*** Listed entries Section Begins ***

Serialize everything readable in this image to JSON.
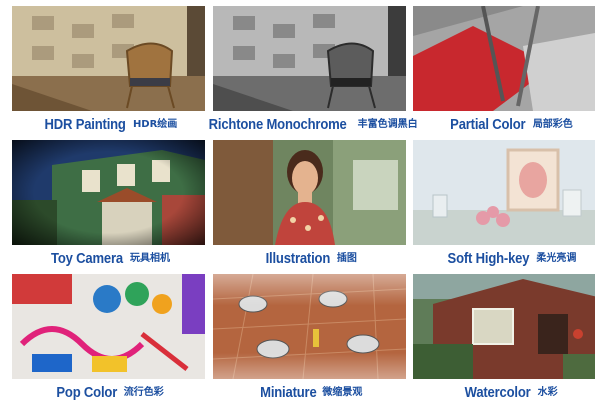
{
  "tiles": [
    {
      "name_en": "HDR Painting",
      "name_zh": "HDR绘画"
    },
    {
      "name_en": "Richtone Monochrome",
      "name_zh": "丰富色调黑白"
    },
    {
      "name_en": "Partial Color",
      "name_zh": "局部彩色"
    },
    {
      "name_en": "Toy Camera",
      "name_zh": "玩具相机"
    },
    {
      "name_en": "Illustration",
      "name_zh": "插图"
    },
    {
      "name_en": "Soft High-key",
      "name_zh": "柔光亮调"
    },
    {
      "name_en": "Pop Color",
      "name_zh": "流行色彩"
    },
    {
      "name_en": "Miniature",
      "name_zh": "微缩景观"
    },
    {
      "name_en": "Watercolor",
      "name_zh": "水彩"
    }
  ],
  "colors": {
    "caption": "#1c4fa0",
    "background": "#ffffff"
  }
}
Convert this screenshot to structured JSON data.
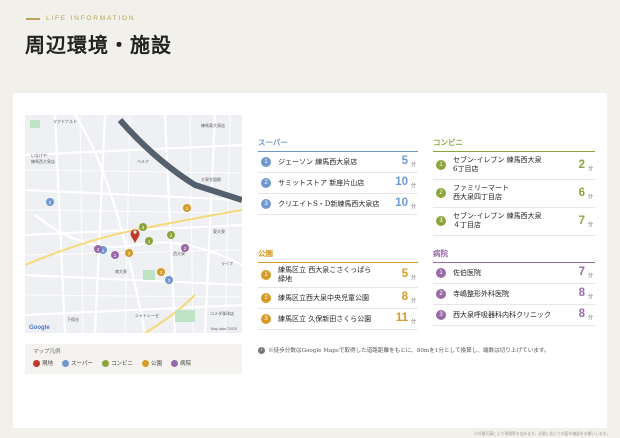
{
  "header": {
    "subtitle": "LIFE INFORMATION",
    "title": "周辺環境・施設"
  },
  "colors": {
    "supermarket": "#6f98d0",
    "convenience": "#8aa53c",
    "park": "#d89a26",
    "hospital": "#9a6aa8",
    "current": "#c0392b",
    "gold": "#b8a25a"
  },
  "map": {
    "labels": [
      "マクドナルド",
      "ベルク",
      "練馬東大泉店",
      "いなげや",
      "練馬西大泉店",
      "西大泉",
      "東大泉",
      "南大泉",
      "下保谷",
      "コメダ珈琲店",
      "シャトレーゼ",
      "ライフ",
      "大泉学園駅",
      "Google",
      "Map data ©2025"
    ]
  },
  "legend": {
    "title": "マップ凡例",
    "items": [
      {
        "icon": "current-location-icon",
        "label": "現地"
      },
      {
        "icon": "supermarket-icon",
        "label": "スーパー"
      },
      {
        "icon": "convenience-icon",
        "label": "コンビニ"
      },
      {
        "icon": "park-icon",
        "label": "公園"
      },
      {
        "icon": "hospital-icon",
        "label": "病院"
      }
    ]
  },
  "categories": {
    "supermarket": {
      "title": "スーパー",
      "items": [
        {
          "no": "1",
          "name": "ジェーソン 練馬西大泉店",
          "value": "5",
          "unit": "分"
        },
        {
          "no": "2",
          "name": "サミットストア 新座片山店",
          "value": "10",
          "unit": "分"
        },
        {
          "no": "3",
          "name": "クリエイトS・D新練馬西大泉店",
          "value": "10",
          "unit": "分"
        }
      ]
    },
    "convenience": {
      "title": "コンビニ",
      "items": [
        {
          "no": "1",
          "name": "セブン-イレブン 練馬西大泉\n6丁目店",
          "value": "2",
          "unit": "分"
        },
        {
          "no": "2",
          "name": "ファミリーマート\n西大泉四丁目店",
          "value": "6",
          "unit": "分"
        },
        {
          "no": "3",
          "name": "セブン-イレブン 練馬西大泉\n４丁目店",
          "value": "7",
          "unit": "分"
        }
      ]
    },
    "park": {
      "title": "公園",
      "items": [
        {
          "no": "1",
          "name": "練馬区立 西大泉こさくっぱら\n緑地",
          "value": "5",
          "unit": "分"
        },
        {
          "no": "2",
          "name": "練馬区立西大泉中央児童公園",
          "value": "8",
          "unit": "分"
        },
        {
          "no": "3",
          "name": "練馬区立 久保新田さくら公園",
          "value": "11",
          "unit": "分"
        }
      ]
    },
    "hospital": {
      "title": "病院",
      "items": [
        {
          "no": "1",
          "name": "佐伯医院",
          "value": "7",
          "unit": "分"
        },
        {
          "no": "2",
          "name": "寺嶋整形外科医院",
          "value": "8",
          "unit": "分"
        },
        {
          "no": "3",
          "name": "西大泉呼吸器科内科クリニック",
          "value": "8",
          "unit": "分"
        }
      ]
    }
  },
  "note": "※徒歩分数はGoogle Mapsで取得した道路距離をもとに、80mを1分として換算し、端数は切り上げています。",
  "footer": "※外観写真により現場等を含みます。必要に応じて内容の確認をお願いします。"
}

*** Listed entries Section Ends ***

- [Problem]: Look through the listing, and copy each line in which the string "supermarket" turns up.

- [Written response]:
    "supermarket": "#6f98d0",
        "icon": "supermarket-icon",
    "supermarket": {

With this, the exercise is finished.